The Regulatory Wrapper
When a marketplace trades everything, how do you regulate it? DeFi does not force us to answer this question but if its broader promise is realised we will one day have to determine how truly multi-asset/multi-item marketplaces should be regulated. For now, with DeFi’s focus on financial instruments, most DeFi platforms can fit within existing financial regulation schemes. That fit might be uncomfortable in true peer-to-peer trading that relies on "decentrally-operated" computer programs because most financial regulation relies on the presence of an intermediary. A DeFi platform that is just a computer program maintained by people who do not themselves receive any payments in connection with the transactions represents a structure not usually contemplated by financial regulation. Nevertheless, regulators and other stakeholders should recall that peer-to-peer trading has long been permissible and usually regulated through anti-fraud rules.
Financial regulators will become increasingly sophisticated about how different DeFi platforms operate and the different roles undertaken by different participants on the platform. “One size fits all” is not how regulation of traditional financial services works and it will not be how the regulation of DeFi works either. The biggest challenge for regulators and policy makers will be whether they impose regulation on creators of software used in DeFi, something that heretofore has been outside the regulatory purview. Software, as a form of information, can be owned and can be used for financial activities, including the creation of financial assets. But whether the creation of that software is itself a financial activity has for the most part been answered in the negative. To change that answer simply for decentralised platforms would seem a seismic shift.
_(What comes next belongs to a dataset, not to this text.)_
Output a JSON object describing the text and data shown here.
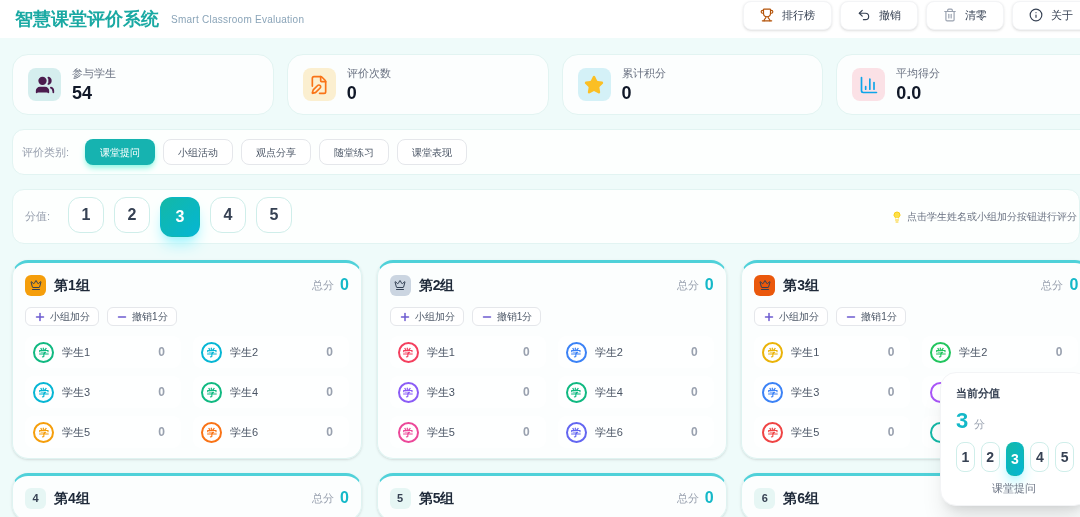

The move towards a more digital global economy proceeds apace and there seems to be little standing in its way. Various technologies continue to facilitate this march, including digital uniqueness technologies like blockchain. As interconnected platforms continue to dominate the markets for different goods and services, economies and communities that exist solely in the virtual world play an increasing role in everyday life, including financial services and fintech. The virtual world thrives on digital items and the law will need to develop legal wrappers that recognise property rights in these items as being just as valid as property rights in real estate and chattels.
The law has always found ways to recognise rights in ideas and information, so the flexibility to do so is not in question. But how the functions and features of a natively digital asset on a decentralised platform will have recognition under law will raise interesting questions as policy makers and market participants sort out the legal status.